Tennessee Moving Forward With Special Legislative Session On Guns

In light of recent unsettling events, Tennessee Gov. Bill Lee (R) has announced a special session of the state legislature to begin on August 21. The session was prompted by a heart-wrenching incident — the shooting at The Covenant School in Nashville, where six lives were tragically taken. The aftermath of the shooting poses significant questions about public safety, mental health, and the core values that Tennessee should prioritize.

One cannot ignore the curious focus of the session. Considering Tennessee’s reputation as a leading state in preserving firearm rights, the breadth of issues it could tackle to guard against an increasingly polarized federal government is vast. Yet, Gov. Lee seems intent on addressing some favorite liberal issues: gun control, Medicaid expansion, and further funds for healthcare institutions that, as critics argue, might further entrench practices of “transing” young children.
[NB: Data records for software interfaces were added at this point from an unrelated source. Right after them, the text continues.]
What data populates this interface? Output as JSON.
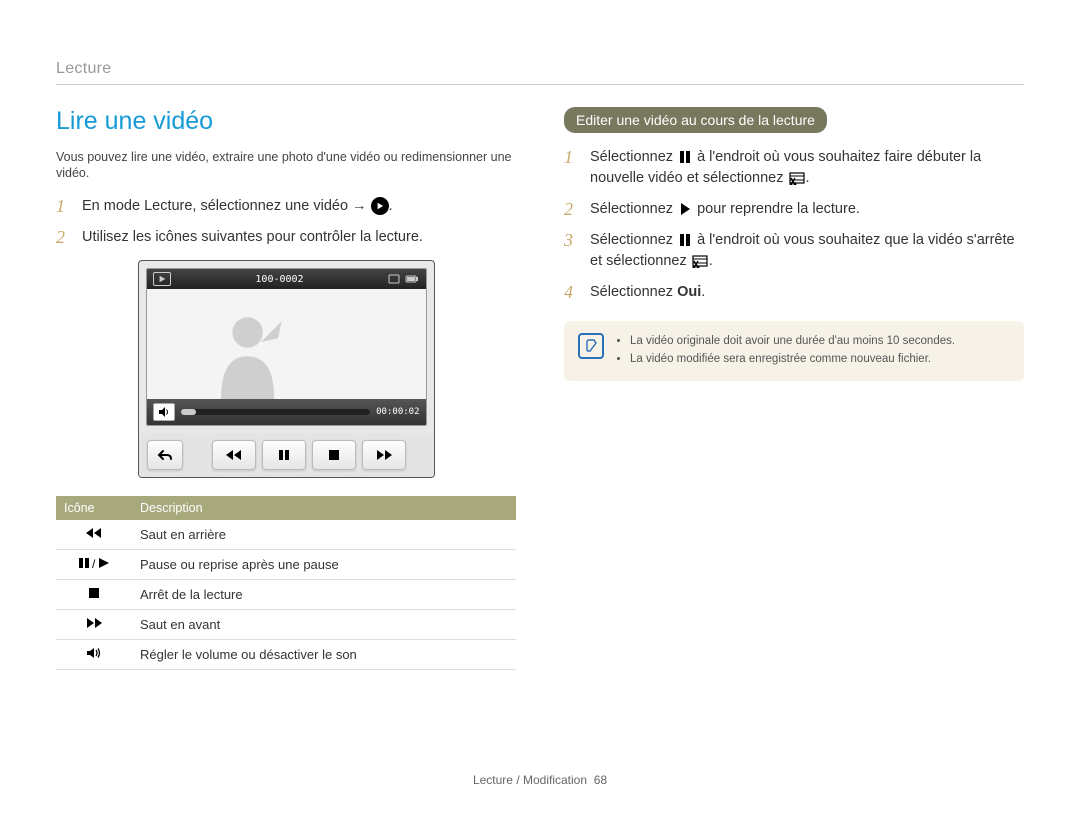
{
  "header": "Lecture",
  "footer": {
    "text": "Lecture / Modification",
    "page": "68"
  },
  "left": {
    "heading": "Lire une vidéo",
    "intro": "Vous pouvez lire une vidéo, extraire une photo d'une vidéo ou redimensionner une vidéo.",
    "step1_a": "En mode Lecture, sélectionnez une vidéo → ",
    "step1_b": ".",
    "step2": "Utilisez les icônes suivantes pour contrôler la lecture.",
    "cam": {
      "file": "100-0002",
      "time": "00:00:02"
    },
    "table": {
      "hdr_icon": "Icône",
      "hdr_desc": "Description",
      "rows": [
        {
          "desc": "Saut en arrière"
        },
        {
          "desc": "Pause ou reprise après une pause"
        },
        {
          "desc": "Arrêt de la lecture"
        },
        {
          "desc": "Saut en avant"
        },
        {
          "desc": "Régler le volume ou désactiver le son"
        }
      ]
    }
  },
  "right": {
    "pill": "Editer une vidéo au cours de la lecture",
    "step1_a": "Sélectionnez ",
    "step1_b": " à l'endroit où vous souhaitez faire débuter la nouvelle vidéo et sélectionnez ",
    "step1_c": ".",
    "step2_a": "Sélectionnez ",
    "step2_b": " pour reprendre la lecture.",
    "step3_a": "Sélectionnez ",
    "step3_b": " à l'endroit où vous souhaitez que la vidéo s'arrête et sélectionnez ",
    "step3_c": ".",
    "step4_a": "Sélectionnez ",
    "step4_b": "Oui",
    "step4_c": ".",
    "notes": [
      "La vidéo originale doit avoir une durée d'au moins 10 secondes.",
      "La vidéo modifiée sera enregistrée comme nouveau fichier."
    ]
  }
}
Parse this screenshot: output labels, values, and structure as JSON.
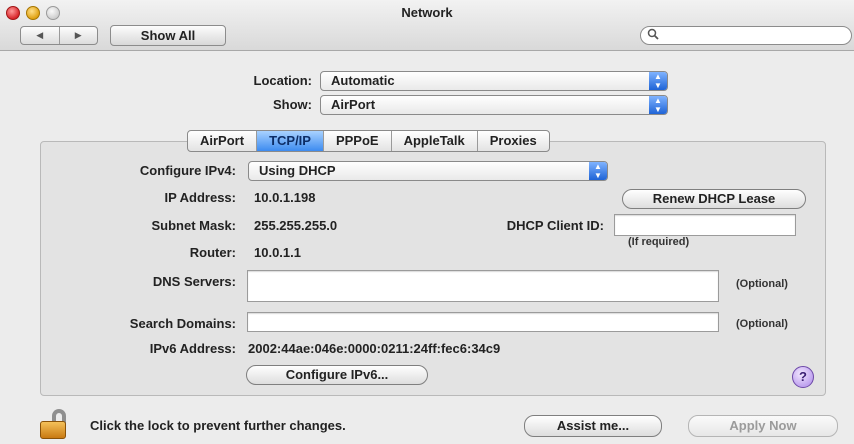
{
  "window": {
    "title": "Network",
    "show_all_label": "Show All",
    "back_arrow": "◀",
    "forward_arrow": "▶",
    "search_icon": "search-icon",
    "search": {
      "value": "",
      "placeholder": ""
    }
  },
  "location": {
    "label": "Location:",
    "value": "Automatic"
  },
  "show": {
    "label": "Show:",
    "value": "AirPort"
  },
  "tabs": [
    {
      "label": "AirPort",
      "active": false
    },
    {
      "label": "TCP/IP",
      "active": true
    },
    {
      "label": "PPPoE",
      "active": false
    },
    {
      "label": "AppleTalk",
      "active": false
    },
    {
      "label": "Proxies",
      "active": false
    }
  ],
  "tcpip": {
    "configure_ipv4": {
      "label": "Configure IPv4:",
      "value": "Using DHCP"
    },
    "ip_address": {
      "label": "IP Address:",
      "value": "10.0.1.198"
    },
    "renew_button": "Renew DHCP Lease",
    "subnet_mask": {
      "label": "Subnet Mask:",
      "value": "255.255.255.0"
    },
    "dhcp_client_id": {
      "label": "DHCP Client ID:",
      "value": "",
      "hint": "(If required)"
    },
    "router": {
      "label": "Router:",
      "value": "10.0.1.1"
    },
    "dns_servers": {
      "label": "DNS Servers:",
      "value": "",
      "hint": "(Optional)"
    },
    "search_domains": {
      "label": "Search Domains:",
      "value": "",
      "hint": "(Optional)"
    },
    "ipv6_address": {
      "label": "IPv6 Address:",
      "value": "2002:44ae:046e:0000:0211:24ff:fec6:34c9"
    },
    "configure_ipv6_button": "Configure IPv6...",
    "help_label": "?"
  },
  "footer": {
    "lock_text": "Click the lock to prevent further changes.",
    "assist_button": "Assist me...",
    "apply_button": "Apply Now"
  },
  "colors": {
    "accent_blue": "#3d8bf0",
    "window_bg": "#ececec",
    "help_purple": "#bfa2ef",
    "lock_gold": "#f4c15a"
  }
}
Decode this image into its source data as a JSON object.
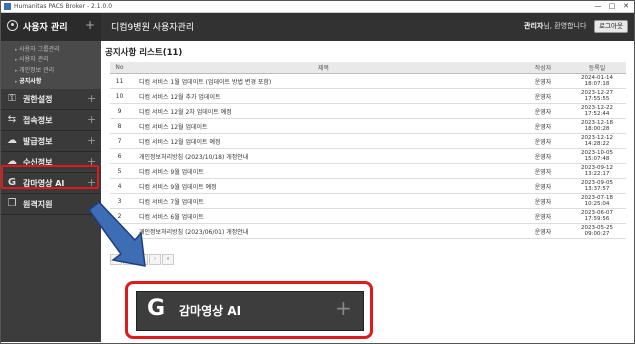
{
  "app": {
    "window_title": "Humanitas PACS Broker - 2.1.0.0",
    "min": "—",
    "max": "□",
    "close": "✕"
  },
  "header": {
    "section_title": "사용자 관리",
    "page_heading": "디컴9병원 사용자관리",
    "user_name": "관리자",
    "user_suffix": "님, 환영합니다",
    "logout_label": "로그아웃",
    "plus": "+"
  },
  "sidebar": {
    "sub_items": [
      {
        "label": "사용자 그룹관리"
      },
      {
        "label": "사용자 관리"
      },
      {
        "label": "개인정보 관리"
      },
      {
        "label": "공지사항"
      }
    ],
    "menus": [
      {
        "icon": "⚿",
        "label": "권한설정",
        "plus": "+"
      },
      {
        "icon": "⇆",
        "label": "접속정보",
        "plus": "+"
      },
      {
        "icon": "☁",
        "label": "발급정보",
        "plus": "+"
      },
      {
        "icon": "☁",
        "label": "수신정보",
        "plus": "+"
      },
      {
        "icon": "G",
        "label": "감마영상 AI",
        "plus": "+"
      },
      {
        "icon": "❐",
        "label": "원격지원",
        "plus": ""
      }
    ]
  },
  "main": {
    "list_title": "공지사항 리스트(11)",
    "columns": [
      "No",
      "제목",
      "작성자",
      "등록일"
    ],
    "rows": [
      {
        "no": "11",
        "title": "디컴 서비스 1월 업데이트 (업데이트 방법 변경 포함)",
        "author": "운영자",
        "date": "2024-01-14",
        "time": "18:07:18"
      },
      {
        "no": "10",
        "title": "디컴 서비스 12월 추가 업데이트",
        "author": "운영자",
        "date": "2023-12-27",
        "time": "17:55:55"
      },
      {
        "no": "9",
        "title": "디컴 서비스 12월 2차 업데이트 예정",
        "author": "운영자",
        "date": "2023-12-22",
        "time": "17:52:44"
      },
      {
        "no": "8",
        "title": "디컴 서비스 12월 업데이트",
        "author": "운영자",
        "date": "2023-12-18",
        "time": "18:00:28"
      },
      {
        "no": "7",
        "title": "디컴 서비스 12월 업데이트 예정",
        "author": "운영자",
        "date": "2023-12-12",
        "time": "14:28:22"
      },
      {
        "no": "6",
        "title": "개인정보처리방침 (2023/10/18) 개정안내",
        "author": "운영자",
        "date": "2023-10-05",
        "time": "15:07:48"
      },
      {
        "no": "5",
        "title": "디컴 서비스 9월 업데이트",
        "author": "운영자",
        "date": "2023-09-12",
        "time": "13:22:17"
      },
      {
        "no": "4",
        "title": "디컴 서비스 9월 업데이트 예정",
        "author": "운영자",
        "date": "2023-09-05",
        "time": "13:37:57"
      },
      {
        "no": "3",
        "title": "디컴 서비스 7월 업데이트",
        "author": "운영자",
        "date": "2023-07-18",
        "time": "10:25:04"
      },
      {
        "no": "2",
        "title": "디컴 서비스 6월 업데이트",
        "author": "운영자",
        "date": "2023-06-07",
        "time": "17:59:56"
      },
      {
        "no": "1",
        "title": "개인정보처리방침 (2023/06/01) 개정안내",
        "author": "운영자",
        "date": "2023-05-25",
        "time": "09:00:27"
      }
    ],
    "pager": [
      "«",
      "‹",
      "1",
      "›",
      "»"
    ]
  },
  "callout": {
    "icon": "G",
    "label": "감마영상 AI",
    "plus": "+",
    "colors": {
      "highlight": "#e0191a",
      "arrow": "#3d6db5"
    }
  }
}
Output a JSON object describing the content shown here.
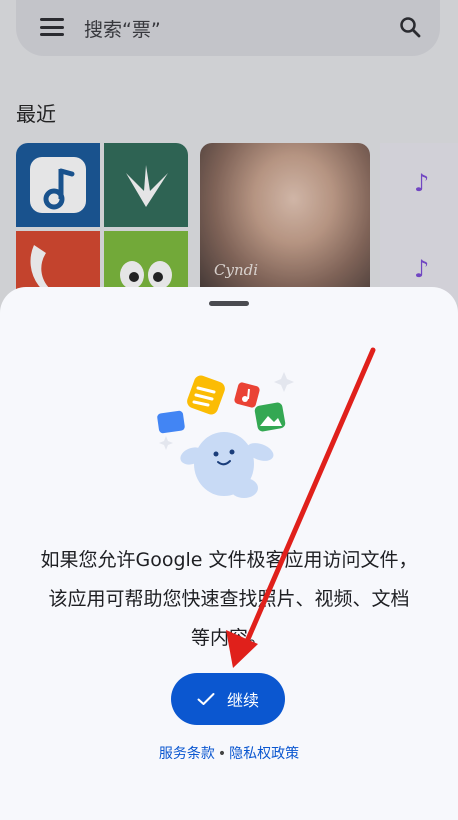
{
  "search": {
    "text": "搜索“票”"
  },
  "recent": {
    "title": "最近"
  },
  "photo": {
    "caption": "Cyndi"
  },
  "sheet": {
    "message": "如果您允许Google 文件极客应用访问文件，该应用可帮助您快速查找照片、视频、文档等内容。",
    "continue_label": "继续",
    "terms_label": "服务条款",
    "separator": "•",
    "privacy_label": "隐私权政策"
  },
  "colors": {
    "primary": "#0b57d0",
    "sheet_bg": "#f7f8fc",
    "arrow": "#e0201b"
  },
  "icons": [
    "menu-icon",
    "search-icon",
    "music-note-icon",
    "check-icon"
  ]
}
A particularly puzzling move by Lee in this session’s announcement is his emphasis on red-flag laws. Such laws would permit the state to mark individuals and authorize the confiscation of their firearms for 180 days – all without proper due process. Also on the table is a proposal requiring DNA collections from anyone arrested for felonies, regardless of whether they are convicted.

Given the Covenant School tragedy’s context, it’s astonishing that the governor has refrained from a deeper investigation into the shooter’s background. Despite the links established between female-to-male transgender testosterone treatments and heightened violent tendencies, the state’s focus seems to be on the weapon and not the wielder. Isn’t it more pertinent to delve deeper into the underlying causes?

Evidence suggests that specific demographics, particularly those with neurodevelopmental and psychiatric disorders, are notably susceptible to the transgender agenda. There’s an alarming connection between autism and gender dysphoria. The Covenant shooter, biologically female, was autistic and had “transitioned” to male.

The numbers don’t lie. A significant study from the University of Cambridge revealed that individuals with gender dysphoria had a staggering risk of autism, up to 12 times higher. Another research from the Netherlands showcased that 20% of those with gender dysphoria also suffered from autism spectrum disorder.

These aren’t ordinary statistics. With the prevalence of autism rising from 1 in 10,000 to 1 in 36, there’s a growing necessity to scrutinize the push toward transgenderism and the correlated upsurge in autism.

Prominent epidemiologist and cardiologist Peter McCullough weighed in on the matter. He stated that there are “certainly outbursts of anger, inability to control various emotional states” in autistic individuals. When such conditions are compounded with hormonal treatments, the outcomes can be disastrous for both the individual and society. He stressed that treatments that significantly increase mortality risks would typically be removed from the market.

Yet, instead of tackling these underlying issues, Lee seems keen on channeling millions of dollars to the institutions that could encourage these trends. If Tennessee’s legislators have the welfare of their citizens at heart, they’d pivot the session’s focus to the potentially dangerous push to transgenderism and address the rise in autism. In addition, they should prioritize legislation that addresses actual criminals, not innocent citizens.

In a statement, Gov. Lee expressed his dedication to preserving “the constitutional rights of law-abiding citizens,” noting that the state remains “vigilant” in the face of evolving public safety threats.